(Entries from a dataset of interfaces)
****************
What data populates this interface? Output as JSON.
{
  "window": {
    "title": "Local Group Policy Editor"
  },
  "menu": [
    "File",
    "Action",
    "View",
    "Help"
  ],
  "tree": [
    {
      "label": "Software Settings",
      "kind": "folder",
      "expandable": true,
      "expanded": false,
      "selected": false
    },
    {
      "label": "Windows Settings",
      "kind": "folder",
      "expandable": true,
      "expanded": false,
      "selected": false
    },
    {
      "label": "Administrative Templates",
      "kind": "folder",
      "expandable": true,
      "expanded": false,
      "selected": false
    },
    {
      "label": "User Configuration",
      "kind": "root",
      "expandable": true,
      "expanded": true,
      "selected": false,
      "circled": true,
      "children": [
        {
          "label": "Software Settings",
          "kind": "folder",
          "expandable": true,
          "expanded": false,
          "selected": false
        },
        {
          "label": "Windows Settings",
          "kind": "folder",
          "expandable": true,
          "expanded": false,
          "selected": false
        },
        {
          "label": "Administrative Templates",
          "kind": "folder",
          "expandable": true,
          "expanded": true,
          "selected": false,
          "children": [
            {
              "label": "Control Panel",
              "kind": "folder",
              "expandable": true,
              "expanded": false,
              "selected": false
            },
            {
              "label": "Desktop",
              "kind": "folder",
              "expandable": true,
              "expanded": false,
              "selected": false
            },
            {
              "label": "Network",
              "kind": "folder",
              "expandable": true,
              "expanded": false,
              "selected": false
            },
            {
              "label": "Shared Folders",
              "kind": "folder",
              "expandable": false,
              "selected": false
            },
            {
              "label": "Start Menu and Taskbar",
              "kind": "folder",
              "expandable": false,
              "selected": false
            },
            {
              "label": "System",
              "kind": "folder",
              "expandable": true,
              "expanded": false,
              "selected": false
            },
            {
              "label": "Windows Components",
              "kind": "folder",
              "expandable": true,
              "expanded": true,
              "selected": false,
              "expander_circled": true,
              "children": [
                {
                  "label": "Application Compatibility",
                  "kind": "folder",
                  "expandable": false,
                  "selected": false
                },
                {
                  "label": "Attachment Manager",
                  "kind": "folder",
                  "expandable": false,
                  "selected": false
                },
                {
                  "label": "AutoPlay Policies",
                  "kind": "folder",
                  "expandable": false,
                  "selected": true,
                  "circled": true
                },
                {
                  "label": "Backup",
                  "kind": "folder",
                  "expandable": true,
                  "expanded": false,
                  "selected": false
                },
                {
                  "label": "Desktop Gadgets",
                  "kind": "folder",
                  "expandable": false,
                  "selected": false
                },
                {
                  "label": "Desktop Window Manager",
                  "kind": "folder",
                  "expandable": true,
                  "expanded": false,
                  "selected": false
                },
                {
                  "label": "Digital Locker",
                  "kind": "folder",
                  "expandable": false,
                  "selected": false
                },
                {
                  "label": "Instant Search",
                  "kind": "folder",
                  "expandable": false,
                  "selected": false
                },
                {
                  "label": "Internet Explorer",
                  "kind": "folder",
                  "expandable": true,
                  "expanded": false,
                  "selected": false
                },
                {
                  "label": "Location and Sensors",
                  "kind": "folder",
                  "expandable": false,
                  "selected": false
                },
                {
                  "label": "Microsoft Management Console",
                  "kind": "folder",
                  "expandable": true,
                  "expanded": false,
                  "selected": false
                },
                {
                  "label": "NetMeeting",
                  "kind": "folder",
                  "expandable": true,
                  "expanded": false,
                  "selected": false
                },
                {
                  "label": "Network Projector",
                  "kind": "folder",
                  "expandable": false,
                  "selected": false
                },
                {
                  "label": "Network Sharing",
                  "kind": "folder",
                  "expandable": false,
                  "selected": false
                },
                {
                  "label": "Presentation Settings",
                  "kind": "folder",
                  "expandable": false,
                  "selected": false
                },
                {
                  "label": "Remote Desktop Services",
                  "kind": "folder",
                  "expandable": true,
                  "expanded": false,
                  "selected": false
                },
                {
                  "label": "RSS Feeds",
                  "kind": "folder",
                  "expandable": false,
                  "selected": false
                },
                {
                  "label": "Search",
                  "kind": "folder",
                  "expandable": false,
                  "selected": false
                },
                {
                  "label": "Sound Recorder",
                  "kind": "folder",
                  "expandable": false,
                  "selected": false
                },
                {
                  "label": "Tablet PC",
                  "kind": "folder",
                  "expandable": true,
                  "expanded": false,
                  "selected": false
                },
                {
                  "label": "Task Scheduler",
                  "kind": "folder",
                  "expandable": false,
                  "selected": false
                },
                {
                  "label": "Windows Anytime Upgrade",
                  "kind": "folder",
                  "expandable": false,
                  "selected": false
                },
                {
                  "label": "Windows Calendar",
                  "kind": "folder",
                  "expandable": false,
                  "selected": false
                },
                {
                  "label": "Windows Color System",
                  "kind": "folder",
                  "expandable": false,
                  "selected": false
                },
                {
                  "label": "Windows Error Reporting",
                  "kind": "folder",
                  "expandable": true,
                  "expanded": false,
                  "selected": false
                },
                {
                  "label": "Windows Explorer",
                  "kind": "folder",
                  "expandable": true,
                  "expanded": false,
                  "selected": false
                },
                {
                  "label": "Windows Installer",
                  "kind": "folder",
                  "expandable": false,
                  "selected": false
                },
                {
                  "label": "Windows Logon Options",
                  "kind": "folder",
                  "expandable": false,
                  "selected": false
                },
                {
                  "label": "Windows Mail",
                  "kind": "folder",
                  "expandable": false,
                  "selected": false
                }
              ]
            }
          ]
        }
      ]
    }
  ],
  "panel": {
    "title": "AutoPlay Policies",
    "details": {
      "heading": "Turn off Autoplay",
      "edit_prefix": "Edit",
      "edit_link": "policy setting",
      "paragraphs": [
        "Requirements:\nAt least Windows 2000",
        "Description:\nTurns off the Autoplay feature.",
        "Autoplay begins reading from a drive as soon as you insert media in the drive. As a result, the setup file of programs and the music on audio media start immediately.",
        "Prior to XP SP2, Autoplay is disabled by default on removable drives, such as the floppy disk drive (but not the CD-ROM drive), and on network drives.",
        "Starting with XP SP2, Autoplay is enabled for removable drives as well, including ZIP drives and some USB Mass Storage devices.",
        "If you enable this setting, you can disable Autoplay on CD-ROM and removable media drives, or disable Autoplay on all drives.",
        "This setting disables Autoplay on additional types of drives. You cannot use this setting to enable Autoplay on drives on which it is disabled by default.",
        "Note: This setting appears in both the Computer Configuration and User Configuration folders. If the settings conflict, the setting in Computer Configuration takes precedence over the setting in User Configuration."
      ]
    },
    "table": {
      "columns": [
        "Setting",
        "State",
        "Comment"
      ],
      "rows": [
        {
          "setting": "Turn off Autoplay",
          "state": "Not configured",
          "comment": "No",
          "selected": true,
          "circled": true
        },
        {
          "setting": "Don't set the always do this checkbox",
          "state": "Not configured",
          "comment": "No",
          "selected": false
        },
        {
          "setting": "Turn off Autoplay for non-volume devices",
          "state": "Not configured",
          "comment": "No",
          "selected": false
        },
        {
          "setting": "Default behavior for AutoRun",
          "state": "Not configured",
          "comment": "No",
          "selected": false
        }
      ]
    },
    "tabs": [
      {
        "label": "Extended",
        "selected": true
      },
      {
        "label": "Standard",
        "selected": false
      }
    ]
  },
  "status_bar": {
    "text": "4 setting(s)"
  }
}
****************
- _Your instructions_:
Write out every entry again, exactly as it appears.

- _Response_:
What data populates this interface? Output as JSON.
{
  "window": {
    "title": "Local Group Policy Editor"
  },
  "menu": [
    "File",
    "Action",
    "View",
    "Help"
  ],
  "tree": [
    {
      "label": "Software Settings",
      "kind": "folder",
      "expandable": true,
      "expanded": false,
      "selected": false
    },
    {
      "label": "Windows Settings",
      "kind": "folder",
      "expandable": true,
      "expanded": false,
      "selected": false
    },
    {
      "label": "Administrative Templates",
      "kind": "folder",
      "expandable": true,
      "expanded": false,
      "selected": false
    },
    {
      "label": "User Configuration",
      "kind": "root",
      "expandable": true,
      "expanded": true,
      "selected": false,
      "circled": true,
      "children": [
        {
          "label": "Software Settings",
          "kind": "folder",
          "expandable": true,
          "expanded": false,
          "selected": false
        },
        {
          "label": "Windows Settings",
          "kind": "folder",
          "expandable": true,
          "expanded": false,
          "selected": false
        },
        {
          "label": "Administrative Templates",
          "kind": "folder",
          "expandable": true,
          "expanded": true,
          "selected": false,
          "children": [
            {
              "label": "Control Panel",
              "kind": "folder",
              "expandable": true,
              "expanded": false,
              "selected": false
            },
            {
              "label": "Desktop",
              "kind": "folder",
              "expandable": true,
              "expanded": false,
              "selected": false
            },
            {
              "label": "Network",
              "kind": "folder",
              "expandable": true,
              "expanded": false,
              "selected": false
            },
            {
              "label": "Shared Folders",
              "kind": "folder",
              "expandable": false,
              "selected": false
            },
            {
              "label": "Start Menu and Taskbar",
              "kind": "folder",
              "expandable": false,
              "selected": false
            },
            {
              "label": "System",
              "kind": "folder",
              "expandable": true,
              "expanded": false,
              "selected": false
            },
            {
              "label": "Windows Components",
              "kind": "folder",
              "expandable": true,
              "expanded": true,
              "selected": false,
              "expander_circled": true,
              "children": [
                {
                  "label": "Application Compatibility",
                  "kind": "folder",
                  "expandable": false,
                  "selected": false
                },
                {
                  "label": "Attachment Manager",
                  "kind": "folder",
                  "expandable": false,
                  "selected": false
                },
                {
                  "label": "AutoPlay Policies",
                  "kind": "folder",
                  "expandable": false,
                  "selected": true,
                  "circled": true
                },
                {
                  "label": "Backup",
                  "kind": "folder",
                  "expandable": true,
                  "expanded": false,
                  "selected": false
                },
                {
                  "label": "Desktop Gadgets",
                  "kind": "folder",
                  "expandable": false,
                  "selected": false
                },
                {
                  "label": "Desktop Window Manager",
                  "kind": "folder",
                  "expandable": true,
                  "expanded": false,
                  "selected": false
                },
                {
                  "label": "Digital Locker",
                  "kind": "folder",
                  "expandable": false,
                  "selected": false
                },
                {
                  "label": "Instant Search",
                  "kind": "folder",
                  "expandable": false,
                  "selected": false
                },
                {
                  "label": "Internet Explorer",
                  "kind": "folder",
                  "expandable": true,
                  "expanded": false,
                  "selected": false
                },
                {
                  "label": "Location and Sensors",
                  "kind": "folder",
                  "expandable": false,
                  "selected": false
                },
                {
                  "label": "Microsoft Management Console",
                  "kind": "folder",
                  "expandable": true,
                  "expanded": false,
                  "selected": false
                },
                {
                  "label": "NetMeeting",
                  "kind": "folder",
                  "expandable": true,
                  "expanded": false,
                  "selected": false
                },
                {
                  "label": "Network Projector",
                  "kind": "folder",
                  "expandable": false,
                  "selected": false
                },
                {
                  "label": "Network Sharing",
                  "kind": "folder",
                  "expandable": false,
                  "selected": false
                },
                {
                  "label": "Presentation Settings",
                  "kind": "folder",
                  "expandable": false,
                  "selected": false
                },
                {
                  "label": "Remote Desktop Services",
                  "kind": "folder",
                  "expandable": true,
                  "expanded": false,
                  "selected": false
                },
                {
                  "label": "RSS Feeds",
                  "kind": "folder",
                  "expandable": false,
                  "selected": false
                },
                {
                  "label": "Search",
                  "kind": "folder",
                  "expandable": false,
                  "selected": false
                },
                {
                  "label": "Sound Recorder",
                  "kind": "folder",
                  "expandable": false,
                  "selected": false
                },
                {
                  "label": "Tablet PC",
                  "kind": "folder",
                  "expandable": true,
                  "expanded": false,
                  "selected": false
                },
                {
                  "label": "Task Scheduler",
                  "kind": "folder",
                  "expandable": false,
                  "selected": false
                },
                {
                  "label": "Windows Anytime Upgrade",
                  "kind": "folder",
                  "expandable": false,
                  "selected": false
                },
                {
                  "label": "Windows Calendar",
                  "kind": "folder",
                  "expandable": false,
                  "selected": false
                },
                {
                  "label": "Windows Color System",
                  "kind": "folder",
                  "expandable": false,
                  "selected": false
                },
                {
                  "label": "Windows Error Reporting",
                  "kind": "folder",
                  "expandable": true,
                  "expanded": false,
                  "selected": false
                },
                {
                  "label": "Windows Explorer",
                  "kind": "folder",
                  "expandable": true,
                  "expanded": false,
                  "selected": false
                },
                {
                  "label": "Windows Installer",
                  "kind": "folder",
                  "expandable": false,
                  "selected": false
                },
                {
                  "label": "Windows Logon Options",
                  "kind": "folder",
                  "expandable": false,
                  "selected": false
                },
                {
                  "label": "Windows Mail",
                  "kind": "folder",
                  "expandable": false,
                  "selected": false
                }
              ]
            }
          ]
        }
      ]
    }
  ],
  "panel": {
    "title": "AutoPlay Policies",
    "details": {
      "heading": "Turn off Autoplay",
      "edit_prefix": "Edit",
      "edit_link": "policy setting",
      "paragraphs": [
        "Requirements:\nAt least Windows 2000",
        "Description:\nTurns off the Autoplay feature.",
        "Autoplay begins reading from a drive as soon as you insert media in the drive. As a result, the setup file of programs and the music on audio media start immediately.",
        "Prior to XP SP2, Autoplay is disabled by default on removable drives, such as the floppy disk drive (but not the CD-ROM drive), and on network drives.",
        "Starting with XP SP2, Autoplay is enabled for removable drives as well, including ZIP drives and some USB Mass Storage devices.",
        "If you enable this setting, you can disable Autoplay on CD-ROM and removable media drives, or disable Autoplay on all drives.",
        "This setting disables Autoplay on additional types of drives. You cannot use this setting to enable Autoplay on drives on which it is disabled by default.",
        "Note: This setting appears in both the Computer Configuration and User Configuration folders. If the settings conflict, the setting in Computer Configuration takes precedence over the setting in User Configuration."
      ]
    },
    "table": {
      "columns": [
        "Setting",
        "State",
        "Comment"
      ],
      "rows": [
        {
          "setting": "Turn off Autoplay",
          "state": "Not configured",
          "comment": "No",
          "selected": true,
          "circled": true
        },
        {
          "setting": "Don't set the always do this checkbox",
          "state": "Not configured",
          "comment": "No",
          "selected": false
        },
        {
          "setting": "Turn off Autoplay for non-volume devices",
          "state": "Not configured",
          "comment": "No",
          "selected": false
        },
        {
          "setting": "Default behavior for AutoRun",
          "state": "Not configured",
          "comment": "No",
          "selected": false
        }
      ]
    },
    "tabs": [
      {
        "label": "Extended",
        "selected": true
      },
      {
        "label": "Standard",
        "selected": false
      }
    ]
  },
  "status_bar": {
    "text": "4 setting(s)"
  }
}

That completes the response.